is slow, but we are moving in this direction. What do I mean by a trauma-conscious society? The phrase, coined by Dr. Bessel van der Kolk in his book The Body Keeps the Score, has to do with understanding that many individuals are suffering from trauma due to conditions and situations of all sorts and that punishment of trauma-related behavior is not the answer. Education, compassion, and treatment are key.
Society is aware of PTSD (Post-traumatic Stress Disorder), a condition which can result from trauma, in veterans and victims of terrorist acts; in survivors of natural disasters, such as tornadoes, floods, and earthquakes; and in people who live in war zones, are refugees from war or are victims of crime. There seems to be an awareness that car accidents, and other types of accidents that cause injury, can cause PTSD.
Generally though, society does not associate PTSD with a host of other causes, for example: rape and sexual assault; incest, including exposure to pornography; domestic violence; poverty; medical trauma; and preverbal trauma. Witnessing domestic violence and medical trauma can also cause PTSD. And what about trauma resulting from bullying? In a society that discriminates against LGBTQI folks, women, people of color, and a host of others, the accumulation of countless incidents day after day must also be considered.

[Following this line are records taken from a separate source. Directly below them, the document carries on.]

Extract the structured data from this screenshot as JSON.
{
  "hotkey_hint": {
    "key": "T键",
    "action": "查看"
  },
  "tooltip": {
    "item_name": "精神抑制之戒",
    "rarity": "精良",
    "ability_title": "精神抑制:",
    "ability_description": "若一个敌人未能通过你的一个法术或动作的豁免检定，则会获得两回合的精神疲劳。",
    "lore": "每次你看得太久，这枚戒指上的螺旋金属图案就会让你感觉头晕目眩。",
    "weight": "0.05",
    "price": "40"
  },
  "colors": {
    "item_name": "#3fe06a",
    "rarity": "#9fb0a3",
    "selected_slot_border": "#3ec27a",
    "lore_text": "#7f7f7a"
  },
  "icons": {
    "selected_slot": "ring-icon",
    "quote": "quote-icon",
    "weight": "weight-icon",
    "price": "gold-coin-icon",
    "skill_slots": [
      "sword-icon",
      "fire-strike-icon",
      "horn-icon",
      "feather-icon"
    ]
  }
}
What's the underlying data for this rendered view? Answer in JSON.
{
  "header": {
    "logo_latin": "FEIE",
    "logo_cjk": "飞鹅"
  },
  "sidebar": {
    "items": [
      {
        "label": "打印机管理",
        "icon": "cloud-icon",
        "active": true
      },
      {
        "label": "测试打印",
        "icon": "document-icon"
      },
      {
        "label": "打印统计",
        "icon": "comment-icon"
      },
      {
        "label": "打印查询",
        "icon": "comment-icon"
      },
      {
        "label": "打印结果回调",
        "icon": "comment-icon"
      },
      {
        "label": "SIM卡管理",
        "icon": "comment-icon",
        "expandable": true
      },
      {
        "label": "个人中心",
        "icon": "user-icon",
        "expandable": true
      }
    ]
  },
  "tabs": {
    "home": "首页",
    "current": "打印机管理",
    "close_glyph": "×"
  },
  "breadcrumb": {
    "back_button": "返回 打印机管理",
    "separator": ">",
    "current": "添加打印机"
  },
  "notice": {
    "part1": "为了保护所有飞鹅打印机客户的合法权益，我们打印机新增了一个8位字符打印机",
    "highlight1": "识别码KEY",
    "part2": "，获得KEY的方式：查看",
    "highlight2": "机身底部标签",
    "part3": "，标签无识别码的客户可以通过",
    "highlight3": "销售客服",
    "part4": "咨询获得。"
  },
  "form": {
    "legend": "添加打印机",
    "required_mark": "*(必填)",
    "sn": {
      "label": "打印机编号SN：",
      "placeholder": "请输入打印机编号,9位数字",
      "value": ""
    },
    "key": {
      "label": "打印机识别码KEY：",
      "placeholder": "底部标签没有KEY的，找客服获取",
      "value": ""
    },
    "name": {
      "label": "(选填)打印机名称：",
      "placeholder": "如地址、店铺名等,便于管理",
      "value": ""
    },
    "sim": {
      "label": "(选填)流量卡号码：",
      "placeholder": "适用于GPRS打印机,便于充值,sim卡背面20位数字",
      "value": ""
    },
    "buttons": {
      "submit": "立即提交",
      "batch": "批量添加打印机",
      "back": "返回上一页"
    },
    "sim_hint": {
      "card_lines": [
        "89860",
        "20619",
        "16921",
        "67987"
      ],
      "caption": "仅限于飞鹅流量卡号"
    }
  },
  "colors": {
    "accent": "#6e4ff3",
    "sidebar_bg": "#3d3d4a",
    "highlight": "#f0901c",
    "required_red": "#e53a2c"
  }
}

Note the following facts provided by Dr. Bessel van der Kolk, internationally known trauma expert, from his book The Body Keeps the Score: “Since 2001 far more Americans have died at the hands of their partners or other family members than in the wars in Iraq and Afghanistan. American women are twice as likely to suffer domestic violence as breast cancer. The American Academy of Pediatrics estimates that firearms kill twice as many children as cancer does” (348). Trauma is one of the biggest threats to the health of our society. It’s time we paid attention to this fact.
Schools are brimming with children, teen-agers, and adults who are coping with triggers. People act out, often inappropriately, to deal with misunderstood, unconscious, or puzzling emotions. Many of us do not understand that our behavior is the result of unresolved trauma, so we hurt ourselves and others. Punishment is most often the way we cope with those who disrupt society. But is this approach effective?
“We are on the verge of becoming a trauma-conscious society” (347). We are not yet there though. Let’s do all we can to bring our understanding of trauma into our work places, schools, and other institutions. Let’s share what we know with others. Let’s pay attention to and heal our own wounds; as a result, we can better help others manage theirs. Let’s demand that our institutions and the services they offer do more than punish those with trauma–treatment, compassion, education, and healing are in order.